3. In the last 10 years, researchers have identified certain chemicals present in the gut, which send signals from nerve endings from the intestines to the brain, and also from the brain to the intestines. These chemicals are called “neuro transmitters” and work as messengers between nerve endings to carry signals including painful sensations in both directions. This is very important because this has led to the development of new drugs to treat IBS. Some of these drugs are currently available. Others are in development. As we identify more and more of these substances and better understand their actions, we may be able to further supplement the arsenal of medications that will influence these neurotransmitters and thus help relieve the symptoms of IBS.

4. A number of other interesting theories have been put forward in the last few years. One is the concept that IBS may be triggered by an intestinal infection. A small but significant number of people contract IBS-like symptoms which persist after suffering from an acute self limited (and ultimately resolved) gastrointestinal infection. This suggests a possible role for either the activation of inflammatory transmitters or possibly an immune reaction to the original infectious agent (the germ or virus). Again, the exact mechanism why this occurs is not clear and is under intense investigation.

Another interesting theory which has been put forward is the possibility is that IBS may result from overgrowth of normal bacteria in the gut. This “bacterial overgrowth” is an intriguing theory. However there have been a number of conflicting studies to support/not support this theory. What is interesting is that there are IBS patients that do indeed seem to respond to treatment with antibiotics. Again, the exact reason why bacterial overgrowth would exist in patients with IBS and/or cause IBS to occur has not been completely explained.
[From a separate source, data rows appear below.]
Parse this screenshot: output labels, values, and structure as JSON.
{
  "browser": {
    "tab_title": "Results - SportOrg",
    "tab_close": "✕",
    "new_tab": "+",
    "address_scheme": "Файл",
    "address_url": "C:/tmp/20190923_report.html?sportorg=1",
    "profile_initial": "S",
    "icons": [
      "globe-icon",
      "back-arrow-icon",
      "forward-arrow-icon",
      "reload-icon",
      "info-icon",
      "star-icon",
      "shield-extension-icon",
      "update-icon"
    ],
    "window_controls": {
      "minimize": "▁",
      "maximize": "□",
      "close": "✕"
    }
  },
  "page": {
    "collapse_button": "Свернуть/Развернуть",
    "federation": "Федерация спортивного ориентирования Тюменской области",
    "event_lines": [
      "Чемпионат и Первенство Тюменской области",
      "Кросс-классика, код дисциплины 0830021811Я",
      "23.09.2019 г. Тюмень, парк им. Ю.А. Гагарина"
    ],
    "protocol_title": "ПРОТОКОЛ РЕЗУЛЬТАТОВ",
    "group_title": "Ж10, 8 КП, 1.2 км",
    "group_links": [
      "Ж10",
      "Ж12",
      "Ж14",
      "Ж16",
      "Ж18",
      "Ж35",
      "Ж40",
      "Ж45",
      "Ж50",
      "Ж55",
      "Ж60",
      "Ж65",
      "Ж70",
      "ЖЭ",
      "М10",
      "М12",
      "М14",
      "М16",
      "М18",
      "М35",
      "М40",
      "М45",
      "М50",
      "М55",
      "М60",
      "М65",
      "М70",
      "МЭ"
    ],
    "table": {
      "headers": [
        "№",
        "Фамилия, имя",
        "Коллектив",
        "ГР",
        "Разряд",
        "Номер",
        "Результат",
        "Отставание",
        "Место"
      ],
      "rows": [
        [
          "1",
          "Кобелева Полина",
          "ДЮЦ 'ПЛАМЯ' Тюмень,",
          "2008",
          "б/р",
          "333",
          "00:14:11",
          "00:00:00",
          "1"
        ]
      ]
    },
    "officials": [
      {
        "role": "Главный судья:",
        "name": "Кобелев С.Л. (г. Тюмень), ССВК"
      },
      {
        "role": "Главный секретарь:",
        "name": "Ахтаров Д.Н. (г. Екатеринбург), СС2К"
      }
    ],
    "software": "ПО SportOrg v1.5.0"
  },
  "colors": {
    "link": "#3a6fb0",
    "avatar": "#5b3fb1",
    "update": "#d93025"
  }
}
It represents another provocative perspective on the role of gut flora in the generation of bowel disorders.

5. Although it is proposed in some quarters, there is little evidence to support that IBS results from “food intolerance”. This is to be differentiated however with the fact that celiac disease, an autoimmune disease that causes a violent inflammatory reaction in the intestine to the protein gluten, can mimic the symptoms of IBS. Recent evidence shows that in patients with IBS-like symptoms testing for celiac disease, which can be accomplished with a simple blood test, should be considered, particularly if IBS like symptoms do not respond to reasonable treatment.

Source: The American College of Gastroenterology

Related Research

Gut Microbiota-Based Therapies for Irritable Bowel Syndrome, Clinical and Translational Gastroenterology volume 9, page e134 (2018) doi:10.1038/ctg.2018.2

Central Neuromodulators for Chronic GI Pain and FGIDs (DGBI) – A Rome Foundation Working Team Report, Gastroenterology 2017 Dec 21. pii: S0016-5085(17)36718-5. doi: 10.1053/j.gastro.2017.11.279; Published in print March, 2018

Beyond Tricyclics: New Ideas for Treating Patients With Painful and Refractory Functional Gastrointestinal Symptoms, The American Journal of Gastroenterology(2009) 104, 2897–2902 (2009) doi:10.1038/ajg.2009.341

Related Resources

ACG IBS Patient Health Center

International Foundation for Functional Gastrointestinal Disorders (IFFGD)

Crohn’s and Colitis Foundation